# WHAT TO WORK ON
In the entries below, identify every line with the string "enter" and copy it.

[GIVEN DATA Boundary: Start]

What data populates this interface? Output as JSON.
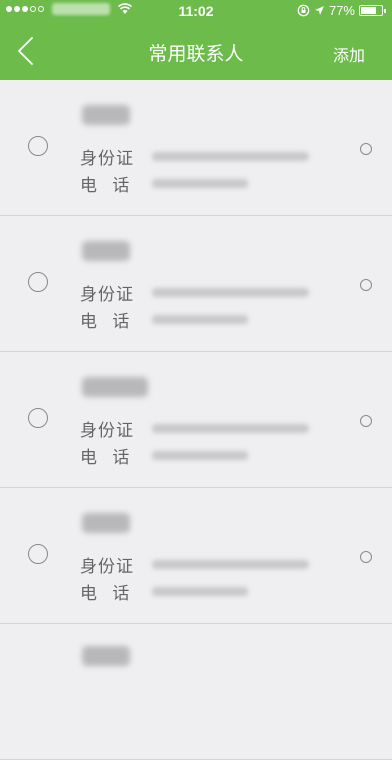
{
  "status_bar": {
    "time": "11:02",
    "battery_text": "77%",
    "battery_level": 0.77,
    "signal_dots_filled": 3,
    "signal_dots_total": 5
  },
  "nav": {
    "title": "常用联系人",
    "add_label": "添加",
    "back_icon": "chevron-left-icon"
  },
  "contacts": [
    {
      "id_label": "身份证",
      "phone_label": "电 话"
    },
    {
      "id_label": "身份证",
      "phone_label": "电 话"
    },
    {
      "id_label": "身份证",
      "phone_label": "电 话"
    },
    {
      "id_label": "身份证",
      "phone_label": "电 话"
    },
    {
      "id_label": "",
      "phone_label": ""
    }
  ],
  "colors": {
    "header_green": "#6cbb4b",
    "background": "#efeff1",
    "divider": "#d4d4d6",
    "label_text": "#666666"
  }
}
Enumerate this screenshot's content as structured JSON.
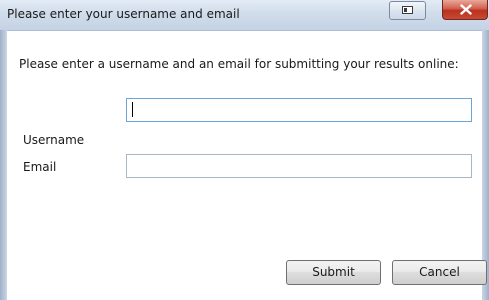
{
  "window": {
    "title": "Please enter your username and email"
  },
  "dialog": {
    "instruction": "Please enter a username and an email for submitting your results online:",
    "username_label": "Username",
    "username_value": "",
    "email_label": "Email",
    "email_value": "",
    "submit_label": "Submit",
    "cancel_label": "Cancel"
  },
  "icons": {
    "restore": "restore-icon",
    "close": "close-icon"
  },
  "colors": {
    "titlebar": "#d0dcea",
    "close_button": "#c84a33",
    "focused_border": "#6ea4d8"
  }
}
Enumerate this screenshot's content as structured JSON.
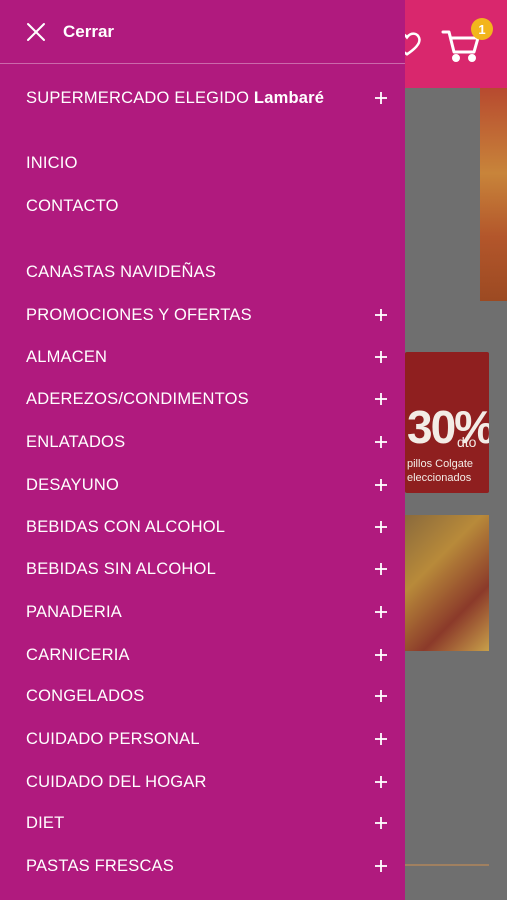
{
  "background": {
    "cart_count": "1",
    "banner_percent": "30%",
    "banner_dto": "dto",
    "banner_line1": "pillos Colgate",
    "banner_line2": "eleccionados"
  },
  "drawer": {
    "close_label": "Cerrar",
    "store_prefix": "SUPERMERCADO ELEGIDO ",
    "store_name": "Lambaré",
    "items": [
      {
        "label": "INICIO",
        "expandable": false
      },
      {
        "label": "CONTACTO",
        "expandable": false
      },
      {
        "label": "CANASTAS NAVIDEÑAS",
        "expandable": false
      },
      {
        "label": "PROMOCIONES Y OFERTAS",
        "expandable": true
      },
      {
        "label": "ALMACEN",
        "expandable": true
      },
      {
        "label": "ADEREZOS/CONDIMENTOS",
        "expandable": true
      },
      {
        "label": "ENLATADOS",
        "expandable": true
      },
      {
        "label": "DESAYUNO",
        "expandable": true
      },
      {
        "label": "BEBIDAS CON ALCOHOL",
        "expandable": true
      },
      {
        "label": "BEBIDAS SIN ALCOHOL",
        "expandable": true
      },
      {
        "label": "PANADERIA",
        "expandable": true
      },
      {
        "label": "CARNICERIA",
        "expandable": true
      },
      {
        "label": "CONGELADOS",
        "expandable": true
      },
      {
        "label": "CUIDADO PERSONAL",
        "expandable": true
      },
      {
        "label": "CUIDADO DEL HOGAR",
        "expandable": true
      },
      {
        "label": "DIET",
        "expandable": true
      },
      {
        "label": "PASTAS FRESCAS",
        "expandable": true
      }
    ]
  },
  "colors": {
    "drawer_bg": "#b01a7e",
    "header_bg": "#d9276d",
    "badge": "#f2b51c"
  }
}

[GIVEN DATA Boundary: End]

# OUTPUT FOR THIS TASK
    "title": "Please enter your username and email"
    "instruction": "Please enter a username and an email for submitting your results online:",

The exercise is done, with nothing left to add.